The initial government report argued SA has more hospital beds per capita than the rest of the nation and curbing unnecessarily long stays in hospital and improving processes, like admission and discharge, would mean fewer beds were needed.
The Galaxy/Sunday Mail poll, taken between September 12-14, found most respondents — 45 per cent — were strongly opposed to the Transforming Health plan, while only six per cent were strong supporters.
Just under 20 per cent expressed lukewarm support, while 19 per cent were partly opposed.
Liberals were hotly opposed, declaring 70 per cent opposition and 23 per cent support, while one-third of Labor backers supported the reforms.
Mr Snelling said Transforming Health’s early benefits were being realised, including a one-hour reduction in waiting times at the Lyell McEwin’s ED and a 45-minute equivalent at Modbury.
“All health reform is unpopular to begin with,” he told the Sunday Mail.
“As the benefits of these reforms become increasingly evident, I’m confident public support will grow.”
He also said patients in northern Adelaide’s two public hospitals were being admitted sooner from emergency departments, despite a five per cent increase in presentations this winter compared to last year.
Mr Marshall said the state Liberals opposed Labor’s cuts to outer metropolitan hospitals and the Repat’s closure.
“Unfortunately the Weatherill Labor Government is making the same mistake they made with child protection — they aren’t listening to experts and are stubbornly forging ahead with dangerous policies,” he said.
“It is time for Labor to put an end to their dangerous plans.”
Labor previously has unveiled two major health reform plans since deposing the Liberals in 2002 — the most significant in 2007 triggering the new RAH — designed as the pre-eminent centre for major medical treatment.

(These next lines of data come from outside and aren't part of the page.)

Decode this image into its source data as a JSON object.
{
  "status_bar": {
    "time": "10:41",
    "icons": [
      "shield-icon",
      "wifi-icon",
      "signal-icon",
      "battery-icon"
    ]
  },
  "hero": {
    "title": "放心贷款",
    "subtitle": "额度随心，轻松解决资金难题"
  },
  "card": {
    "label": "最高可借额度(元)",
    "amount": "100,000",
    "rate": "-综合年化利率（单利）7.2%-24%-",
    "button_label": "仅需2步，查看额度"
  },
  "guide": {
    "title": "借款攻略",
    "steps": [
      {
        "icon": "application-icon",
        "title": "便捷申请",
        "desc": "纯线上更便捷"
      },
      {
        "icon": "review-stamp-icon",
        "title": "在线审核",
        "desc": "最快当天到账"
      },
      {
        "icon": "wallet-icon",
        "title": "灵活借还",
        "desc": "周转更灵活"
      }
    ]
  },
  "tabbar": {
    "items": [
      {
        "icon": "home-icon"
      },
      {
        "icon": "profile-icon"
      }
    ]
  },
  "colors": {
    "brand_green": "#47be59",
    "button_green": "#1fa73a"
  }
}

But the RAH, which will have 700 overnight beds in individual rooms and 100 day beds, has been hit by delays and a bitter dispute with the builder has thrown the handover date out until at least June next year — more likely next spring to avoid the busy winter flu peak.